About this task →
Count how many lines below include the string "CUOTA", and give that number without anything else.

Records for processing →
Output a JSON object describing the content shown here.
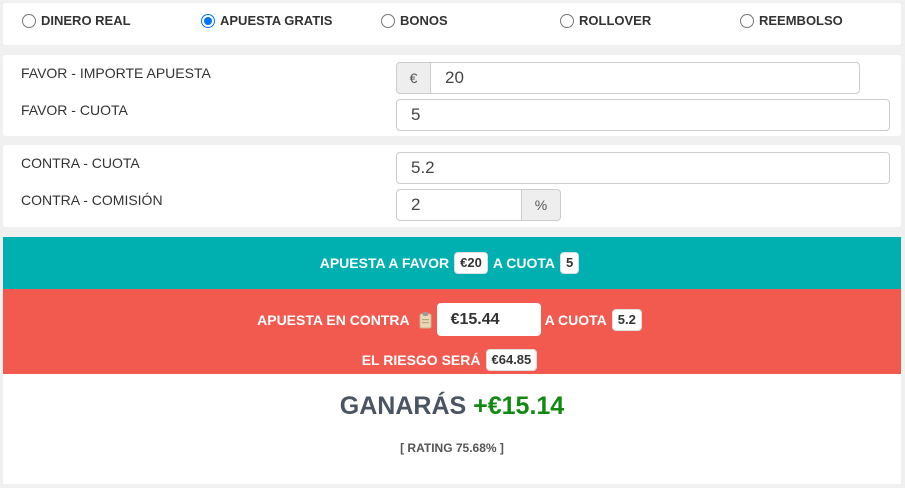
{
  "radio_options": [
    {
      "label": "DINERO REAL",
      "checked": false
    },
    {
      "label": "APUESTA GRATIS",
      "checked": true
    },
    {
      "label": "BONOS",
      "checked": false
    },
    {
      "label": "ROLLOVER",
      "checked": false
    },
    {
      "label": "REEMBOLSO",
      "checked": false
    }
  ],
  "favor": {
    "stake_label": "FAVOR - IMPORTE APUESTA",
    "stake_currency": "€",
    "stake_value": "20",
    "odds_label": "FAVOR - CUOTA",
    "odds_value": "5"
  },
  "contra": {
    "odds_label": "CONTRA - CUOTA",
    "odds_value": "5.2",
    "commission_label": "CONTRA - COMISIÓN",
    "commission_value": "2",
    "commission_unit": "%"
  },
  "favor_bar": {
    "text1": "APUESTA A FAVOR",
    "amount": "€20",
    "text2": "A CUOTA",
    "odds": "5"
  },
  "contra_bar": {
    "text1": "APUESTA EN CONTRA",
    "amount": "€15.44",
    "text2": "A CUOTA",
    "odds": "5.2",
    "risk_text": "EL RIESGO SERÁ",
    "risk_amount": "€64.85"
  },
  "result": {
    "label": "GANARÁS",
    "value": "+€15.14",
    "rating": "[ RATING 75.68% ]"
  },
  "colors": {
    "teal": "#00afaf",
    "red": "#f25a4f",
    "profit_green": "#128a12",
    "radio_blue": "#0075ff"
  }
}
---
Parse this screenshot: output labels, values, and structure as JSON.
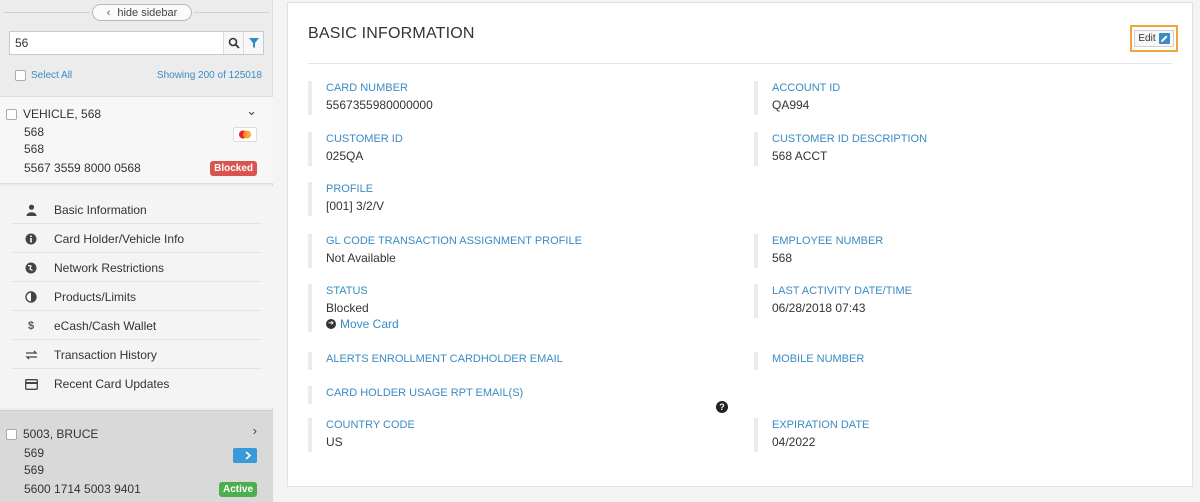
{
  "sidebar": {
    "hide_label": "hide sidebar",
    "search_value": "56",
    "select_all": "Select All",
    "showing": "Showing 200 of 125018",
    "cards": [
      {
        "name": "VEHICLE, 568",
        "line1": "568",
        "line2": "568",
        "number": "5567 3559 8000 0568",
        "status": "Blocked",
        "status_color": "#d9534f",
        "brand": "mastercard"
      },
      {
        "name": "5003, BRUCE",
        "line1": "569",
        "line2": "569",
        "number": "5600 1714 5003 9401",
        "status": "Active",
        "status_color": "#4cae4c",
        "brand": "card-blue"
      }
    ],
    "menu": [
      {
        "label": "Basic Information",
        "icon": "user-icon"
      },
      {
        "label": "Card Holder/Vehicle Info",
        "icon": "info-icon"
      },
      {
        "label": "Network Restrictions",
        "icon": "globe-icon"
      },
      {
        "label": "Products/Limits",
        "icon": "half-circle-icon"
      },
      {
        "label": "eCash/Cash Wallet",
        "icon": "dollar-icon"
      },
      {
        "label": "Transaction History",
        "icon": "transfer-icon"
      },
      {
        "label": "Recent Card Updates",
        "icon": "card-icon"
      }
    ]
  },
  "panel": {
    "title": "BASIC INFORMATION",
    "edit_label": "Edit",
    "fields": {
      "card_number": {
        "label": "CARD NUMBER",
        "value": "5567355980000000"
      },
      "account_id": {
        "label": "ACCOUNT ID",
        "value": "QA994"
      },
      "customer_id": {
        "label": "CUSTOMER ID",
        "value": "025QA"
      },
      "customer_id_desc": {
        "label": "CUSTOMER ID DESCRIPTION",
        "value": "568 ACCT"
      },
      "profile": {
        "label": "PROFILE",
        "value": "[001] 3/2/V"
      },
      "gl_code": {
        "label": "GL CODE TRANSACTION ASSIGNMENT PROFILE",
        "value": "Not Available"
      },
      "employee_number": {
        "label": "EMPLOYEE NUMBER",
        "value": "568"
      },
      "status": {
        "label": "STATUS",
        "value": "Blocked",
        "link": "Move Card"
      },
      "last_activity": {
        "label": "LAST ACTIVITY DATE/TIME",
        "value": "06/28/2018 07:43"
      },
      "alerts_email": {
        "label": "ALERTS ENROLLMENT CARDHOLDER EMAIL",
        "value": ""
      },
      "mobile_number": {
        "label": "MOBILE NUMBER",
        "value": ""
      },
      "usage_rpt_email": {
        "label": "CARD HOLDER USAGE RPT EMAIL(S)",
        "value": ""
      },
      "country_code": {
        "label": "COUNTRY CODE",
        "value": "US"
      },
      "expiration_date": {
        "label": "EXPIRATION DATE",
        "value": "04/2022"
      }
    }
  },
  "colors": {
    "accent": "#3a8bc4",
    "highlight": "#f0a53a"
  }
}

Solution →
4